§ **Supplied records**
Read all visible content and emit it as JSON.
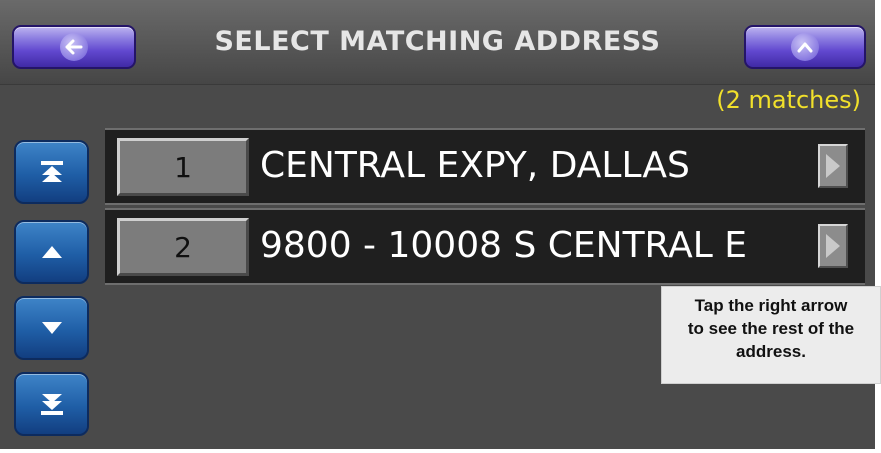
{
  "header": {
    "title": "SELECT MATCHING ADDRESS",
    "back_button_icon": "arrow-left-icon",
    "up_button_icon": "chevron-up-icon"
  },
  "results": {
    "count_text": "(2 matches)",
    "items": [
      {
        "number": "1",
        "address": "CENTRAL EXPY, DALLAS"
      },
      {
        "number": "2",
        "address": "9800 - 10008 S CENTRAL E"
      }
    ]
  },
  "scroll_buttons": [
    "scroll-to-top-icon",
    "scroll-up-icon",
    "scroll-down-icon",
    "scroll-to-bottom-icon"
  ],
  "tooltip": {
    "lines": [
      "Tap the right arrow",
      "to see the rest of the",
      "address."
    ]
  },
  "colors": {
    "background": "#4a4a4a",
    "header_button": "#6148cf",
    "scroll_button": "#1f5ea6",
    "match_count": "#f1e02b",
    "list_row": "#1f1f1f",
    "tooltip_background": "#ececec"
  }
}
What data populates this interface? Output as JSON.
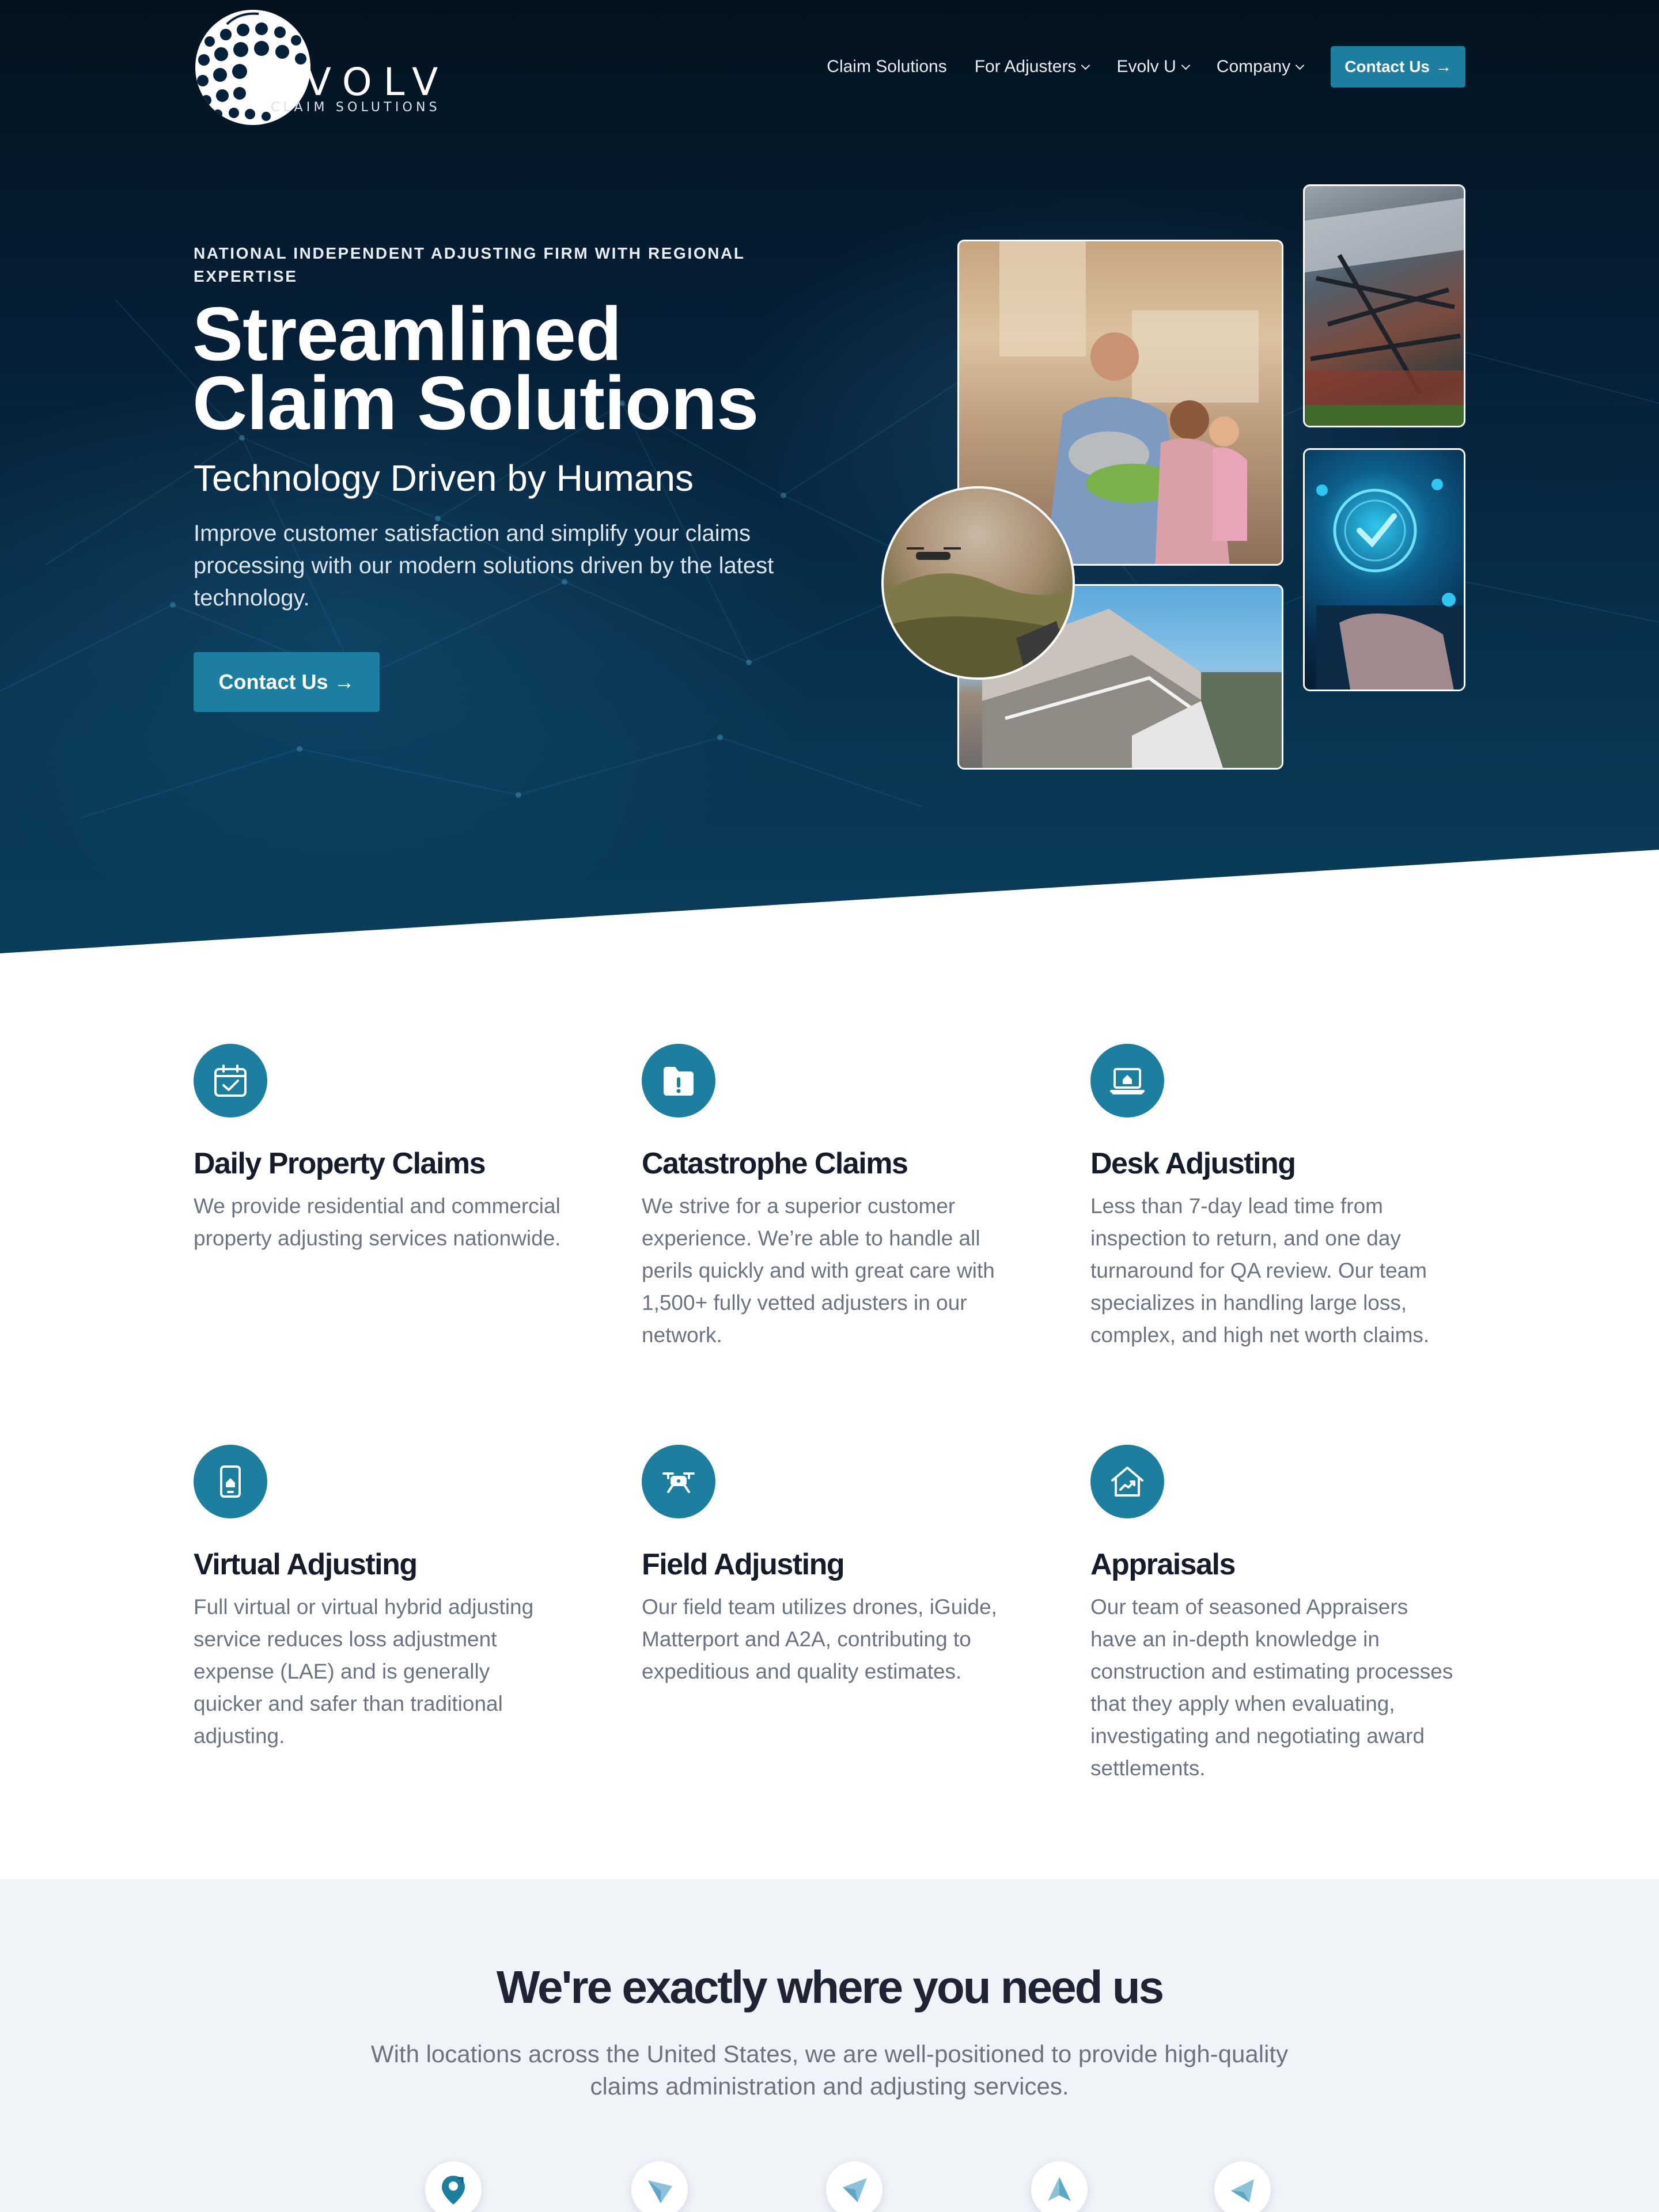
{
  "header": {
    "logo_word": "EVOLV",
    "logo_sub": "CLAIM SOLUTIONS",
    "nav": [
      {
        "label": "Claim Solutions",
        "has_dropdown": false
      },
      {
        "label": "For Adjusters",
        "has_dropdown": true
      },
      {
        "label": "Evolv U",
        "has_dropdown": true
      },
      {
        "label": "Company",
        "has_dropdown": true
      }
    ],
    "cta_label": "Contact Us"
  },
  "hero": {
    "eyebrow": "NATIONAL INDEPENDENT ADJUSTING FIRM WITH REGIONAL EXPERTISE",
    "title_line1": "Streamlined",
    "title_line2": "Claim Solutions",
    "tagline": "Technology Driven by Humans",
    "lead": "Improve customer satisfaction and simplify your claims processing with our modern solutions driven by the latest technology.",
    "cta_label": "Contact Us"
  },
  "services": [
    {
      "icon": "calendar-check-icon",
      "title": "Daily Property Claims",
      "desc": "We provide residential and commercial property adjusting services nationwide."
    },
    {
      "icon": "folder-alert-icon",
      "title": "Catastrophe Claims",
      "desc": "We strive for a superior customer experience. We’re able to handle all perils quickly and with great care with 1,500+ fully vetted adjusters in our network."
    },
    {
      "icon": "laptop-home-icon",
      "title": "Desk Adjusting",
      "desc": "Less than 7-day lead time from inspection to return, and one day turnaround for QA review. Our team specializes in handling large loss, complex, and high net worth claims."
    },
    {
      "icon": "tablet-home-icon",
      "title": "Virtual Adjusting",
      "desc": "Full virtual or virtual hybrid adjusting service reduces loss adjustment expense (LAE) and is generally quicker and safer than traditional adjusting."
    },
    {
      "icon": "drone-icon",
      "title": "Field Adjusting",
      "desc": "Our field team utilizes drones, iGuide, Matterport and A2A, contributing to expeditious and quality estimates."
    },
    {
      "icon": "house-chart-icon",
      "title": "Appraisals",
      "desc": "Our team of seasoned Appraisers have an in-depth knowledge in construction and estimating processes that they apply when evaluating, investigating and negotiating award settlements."
    }
  ],
  "locations": {
    "title": "We're exactly where you need us",
    "subtitle": "With locations across the United States, we are well-positioned to provide high-quality claims administration and adjusting services.",
    "markers": [
      "map-pin-icon",
      "navigation-arrow-icon",
      "navigation-arrow-icon",
      "navigation-arrow-icon",
      "navigation-arrow-icon"
    ]
  },
  "colors": {
    "accent": "#1c7f9f",
    "hero_bg": "#06213a",
    "heading": "#151b2a",
    "body_text": "#6b7280",
    "section_bg": "#f0f3f8"
  }
}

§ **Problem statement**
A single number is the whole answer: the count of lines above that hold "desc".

§ **Task answer**
6